▶ _ACTIVITY_:
The lines to copy from the data below are those that hold the string "content".

▶ _TASK MATERIAL_:
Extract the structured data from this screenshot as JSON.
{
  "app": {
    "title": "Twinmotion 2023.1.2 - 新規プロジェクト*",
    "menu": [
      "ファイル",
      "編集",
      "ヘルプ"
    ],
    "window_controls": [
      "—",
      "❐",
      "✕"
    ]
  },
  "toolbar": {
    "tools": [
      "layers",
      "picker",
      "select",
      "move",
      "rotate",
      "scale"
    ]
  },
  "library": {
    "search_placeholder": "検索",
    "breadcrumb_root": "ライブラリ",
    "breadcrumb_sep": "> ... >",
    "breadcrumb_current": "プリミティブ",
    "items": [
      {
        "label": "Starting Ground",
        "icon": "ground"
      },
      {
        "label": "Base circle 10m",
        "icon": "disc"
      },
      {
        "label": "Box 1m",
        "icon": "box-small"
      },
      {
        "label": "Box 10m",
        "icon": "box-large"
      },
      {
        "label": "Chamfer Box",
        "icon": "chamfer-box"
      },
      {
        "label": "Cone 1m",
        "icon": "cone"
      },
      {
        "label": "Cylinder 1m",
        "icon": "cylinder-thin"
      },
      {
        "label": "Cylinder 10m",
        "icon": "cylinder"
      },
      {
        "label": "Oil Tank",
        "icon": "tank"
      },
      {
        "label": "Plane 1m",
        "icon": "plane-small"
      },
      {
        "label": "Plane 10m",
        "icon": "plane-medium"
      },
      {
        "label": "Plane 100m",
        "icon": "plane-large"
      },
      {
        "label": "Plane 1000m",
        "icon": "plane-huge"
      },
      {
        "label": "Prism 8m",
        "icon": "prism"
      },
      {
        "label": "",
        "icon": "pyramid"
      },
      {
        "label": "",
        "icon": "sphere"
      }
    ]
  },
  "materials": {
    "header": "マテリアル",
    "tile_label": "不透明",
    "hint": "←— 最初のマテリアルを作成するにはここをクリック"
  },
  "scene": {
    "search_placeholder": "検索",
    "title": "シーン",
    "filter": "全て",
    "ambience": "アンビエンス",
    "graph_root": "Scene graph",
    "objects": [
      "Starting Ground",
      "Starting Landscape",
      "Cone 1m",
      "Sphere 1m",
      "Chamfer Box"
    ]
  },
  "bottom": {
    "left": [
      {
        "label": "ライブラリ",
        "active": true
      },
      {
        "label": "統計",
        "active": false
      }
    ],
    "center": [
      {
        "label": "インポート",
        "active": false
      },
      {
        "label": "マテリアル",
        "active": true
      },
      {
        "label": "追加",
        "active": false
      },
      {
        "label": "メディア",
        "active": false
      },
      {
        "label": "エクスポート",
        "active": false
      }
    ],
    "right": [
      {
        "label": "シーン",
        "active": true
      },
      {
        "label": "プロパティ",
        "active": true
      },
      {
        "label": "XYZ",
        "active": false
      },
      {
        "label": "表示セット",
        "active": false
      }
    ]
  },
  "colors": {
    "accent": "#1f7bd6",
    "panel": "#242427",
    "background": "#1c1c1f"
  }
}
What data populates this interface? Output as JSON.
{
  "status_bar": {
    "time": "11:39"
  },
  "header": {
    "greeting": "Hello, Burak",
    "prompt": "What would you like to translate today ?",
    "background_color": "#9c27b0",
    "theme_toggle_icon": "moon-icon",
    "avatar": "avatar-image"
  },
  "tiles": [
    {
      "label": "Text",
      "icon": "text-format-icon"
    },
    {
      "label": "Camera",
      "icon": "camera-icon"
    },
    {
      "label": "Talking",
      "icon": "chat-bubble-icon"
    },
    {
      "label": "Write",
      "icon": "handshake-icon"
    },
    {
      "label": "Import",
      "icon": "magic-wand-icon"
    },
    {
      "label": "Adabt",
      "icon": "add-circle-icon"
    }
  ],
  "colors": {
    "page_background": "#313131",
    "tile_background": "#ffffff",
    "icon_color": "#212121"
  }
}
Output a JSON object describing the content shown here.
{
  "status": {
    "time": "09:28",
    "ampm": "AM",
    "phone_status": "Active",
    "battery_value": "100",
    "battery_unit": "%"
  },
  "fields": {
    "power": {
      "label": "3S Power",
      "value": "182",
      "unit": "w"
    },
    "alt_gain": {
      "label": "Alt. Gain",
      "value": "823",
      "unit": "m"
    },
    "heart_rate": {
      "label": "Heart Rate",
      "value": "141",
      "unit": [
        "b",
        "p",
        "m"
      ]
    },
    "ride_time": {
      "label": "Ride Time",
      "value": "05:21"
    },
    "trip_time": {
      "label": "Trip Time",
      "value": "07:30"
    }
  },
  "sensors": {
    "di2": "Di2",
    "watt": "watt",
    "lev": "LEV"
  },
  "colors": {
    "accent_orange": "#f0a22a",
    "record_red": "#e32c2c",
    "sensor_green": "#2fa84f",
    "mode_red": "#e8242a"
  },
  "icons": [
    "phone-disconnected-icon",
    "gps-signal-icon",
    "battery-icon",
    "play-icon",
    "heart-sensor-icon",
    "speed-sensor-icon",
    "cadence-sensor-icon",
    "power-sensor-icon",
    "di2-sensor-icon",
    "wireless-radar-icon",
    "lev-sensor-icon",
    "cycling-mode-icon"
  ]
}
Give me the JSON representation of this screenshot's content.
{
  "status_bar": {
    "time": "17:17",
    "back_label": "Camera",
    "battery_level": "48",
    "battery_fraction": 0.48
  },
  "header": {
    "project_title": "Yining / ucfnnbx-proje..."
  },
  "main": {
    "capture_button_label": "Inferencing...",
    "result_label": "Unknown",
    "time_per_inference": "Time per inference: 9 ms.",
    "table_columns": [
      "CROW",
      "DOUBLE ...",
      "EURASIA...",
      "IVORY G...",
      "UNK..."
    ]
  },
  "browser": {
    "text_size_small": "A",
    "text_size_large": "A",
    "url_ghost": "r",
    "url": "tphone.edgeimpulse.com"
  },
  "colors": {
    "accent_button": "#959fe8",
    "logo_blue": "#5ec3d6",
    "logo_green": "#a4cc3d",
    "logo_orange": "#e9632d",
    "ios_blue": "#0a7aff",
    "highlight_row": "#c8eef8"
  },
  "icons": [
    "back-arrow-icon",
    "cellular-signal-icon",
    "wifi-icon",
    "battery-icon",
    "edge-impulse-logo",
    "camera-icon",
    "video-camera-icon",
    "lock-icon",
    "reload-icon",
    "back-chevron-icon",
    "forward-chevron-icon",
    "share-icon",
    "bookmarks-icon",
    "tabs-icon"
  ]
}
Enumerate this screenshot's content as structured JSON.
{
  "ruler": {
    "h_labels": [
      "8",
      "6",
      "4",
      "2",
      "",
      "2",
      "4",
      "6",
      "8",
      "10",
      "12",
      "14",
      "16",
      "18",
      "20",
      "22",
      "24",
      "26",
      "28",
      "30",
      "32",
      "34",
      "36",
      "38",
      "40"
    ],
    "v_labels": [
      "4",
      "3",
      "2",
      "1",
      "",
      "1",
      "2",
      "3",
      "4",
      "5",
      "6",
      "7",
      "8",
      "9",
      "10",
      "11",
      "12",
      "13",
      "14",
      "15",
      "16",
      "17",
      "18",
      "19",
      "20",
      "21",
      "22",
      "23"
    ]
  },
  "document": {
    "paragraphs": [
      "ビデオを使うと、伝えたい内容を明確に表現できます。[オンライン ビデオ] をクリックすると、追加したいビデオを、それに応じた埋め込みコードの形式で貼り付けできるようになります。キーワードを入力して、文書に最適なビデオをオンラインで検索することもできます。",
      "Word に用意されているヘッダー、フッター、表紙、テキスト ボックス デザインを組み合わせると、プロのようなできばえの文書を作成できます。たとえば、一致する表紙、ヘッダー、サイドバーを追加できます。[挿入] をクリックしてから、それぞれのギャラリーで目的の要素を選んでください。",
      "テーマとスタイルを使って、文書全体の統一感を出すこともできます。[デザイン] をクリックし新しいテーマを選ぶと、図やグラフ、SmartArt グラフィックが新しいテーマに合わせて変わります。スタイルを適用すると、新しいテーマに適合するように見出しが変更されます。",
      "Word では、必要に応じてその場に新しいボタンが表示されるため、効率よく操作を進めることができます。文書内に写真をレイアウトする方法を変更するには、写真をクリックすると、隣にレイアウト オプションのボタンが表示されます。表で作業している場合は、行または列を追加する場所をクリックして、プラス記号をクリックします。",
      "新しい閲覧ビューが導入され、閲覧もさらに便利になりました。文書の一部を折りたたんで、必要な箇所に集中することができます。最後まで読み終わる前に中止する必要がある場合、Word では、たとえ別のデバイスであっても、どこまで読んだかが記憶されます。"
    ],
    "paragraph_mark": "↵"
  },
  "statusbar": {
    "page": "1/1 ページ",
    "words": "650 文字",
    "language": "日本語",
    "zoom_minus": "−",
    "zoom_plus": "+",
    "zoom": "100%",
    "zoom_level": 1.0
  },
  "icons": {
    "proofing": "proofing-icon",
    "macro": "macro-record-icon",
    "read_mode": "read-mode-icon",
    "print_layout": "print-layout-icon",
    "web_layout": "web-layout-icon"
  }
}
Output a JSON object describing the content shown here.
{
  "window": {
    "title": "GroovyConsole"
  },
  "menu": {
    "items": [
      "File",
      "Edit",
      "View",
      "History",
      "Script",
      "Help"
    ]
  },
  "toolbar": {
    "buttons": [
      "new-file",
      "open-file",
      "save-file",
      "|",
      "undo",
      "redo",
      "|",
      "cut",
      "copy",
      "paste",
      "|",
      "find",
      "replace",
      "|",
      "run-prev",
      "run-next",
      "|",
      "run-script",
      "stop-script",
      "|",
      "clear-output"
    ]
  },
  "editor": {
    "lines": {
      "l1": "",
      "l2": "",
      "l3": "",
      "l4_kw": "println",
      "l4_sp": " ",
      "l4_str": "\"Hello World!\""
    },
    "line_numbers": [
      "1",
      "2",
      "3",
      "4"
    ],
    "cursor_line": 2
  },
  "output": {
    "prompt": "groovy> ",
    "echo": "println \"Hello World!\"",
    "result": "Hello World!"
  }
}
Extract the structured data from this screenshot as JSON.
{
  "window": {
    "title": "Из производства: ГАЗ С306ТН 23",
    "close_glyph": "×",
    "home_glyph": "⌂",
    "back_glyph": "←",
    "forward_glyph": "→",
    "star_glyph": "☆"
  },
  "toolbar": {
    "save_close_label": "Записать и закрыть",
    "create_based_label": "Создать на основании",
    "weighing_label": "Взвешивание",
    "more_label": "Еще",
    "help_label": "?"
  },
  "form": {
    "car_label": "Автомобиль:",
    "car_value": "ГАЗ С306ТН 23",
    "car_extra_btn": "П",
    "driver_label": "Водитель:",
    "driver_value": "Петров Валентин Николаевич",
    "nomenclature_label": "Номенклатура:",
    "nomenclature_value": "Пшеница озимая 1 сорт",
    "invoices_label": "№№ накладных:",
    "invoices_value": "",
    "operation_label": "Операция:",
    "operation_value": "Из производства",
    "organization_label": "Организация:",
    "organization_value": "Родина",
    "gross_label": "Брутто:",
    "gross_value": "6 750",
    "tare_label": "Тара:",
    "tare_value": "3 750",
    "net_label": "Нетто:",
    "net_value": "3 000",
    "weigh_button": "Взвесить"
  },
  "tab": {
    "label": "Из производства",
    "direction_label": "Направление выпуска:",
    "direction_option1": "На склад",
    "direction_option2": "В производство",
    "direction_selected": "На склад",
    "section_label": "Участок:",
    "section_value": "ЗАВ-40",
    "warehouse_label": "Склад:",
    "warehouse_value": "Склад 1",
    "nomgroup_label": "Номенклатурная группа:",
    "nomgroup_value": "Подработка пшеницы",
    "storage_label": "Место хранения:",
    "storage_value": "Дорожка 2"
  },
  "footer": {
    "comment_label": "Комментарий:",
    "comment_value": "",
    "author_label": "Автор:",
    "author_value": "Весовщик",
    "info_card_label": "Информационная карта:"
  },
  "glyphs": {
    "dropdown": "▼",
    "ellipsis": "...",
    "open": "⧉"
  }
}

▶ _EXERCISE RESULT_:
Output a JSON object describing the content shown here.
Give me the JSON representation of this screenshot's content.
Enumerate this screenshot's content as structured JSON.
Output a JSON object describing the content shown here.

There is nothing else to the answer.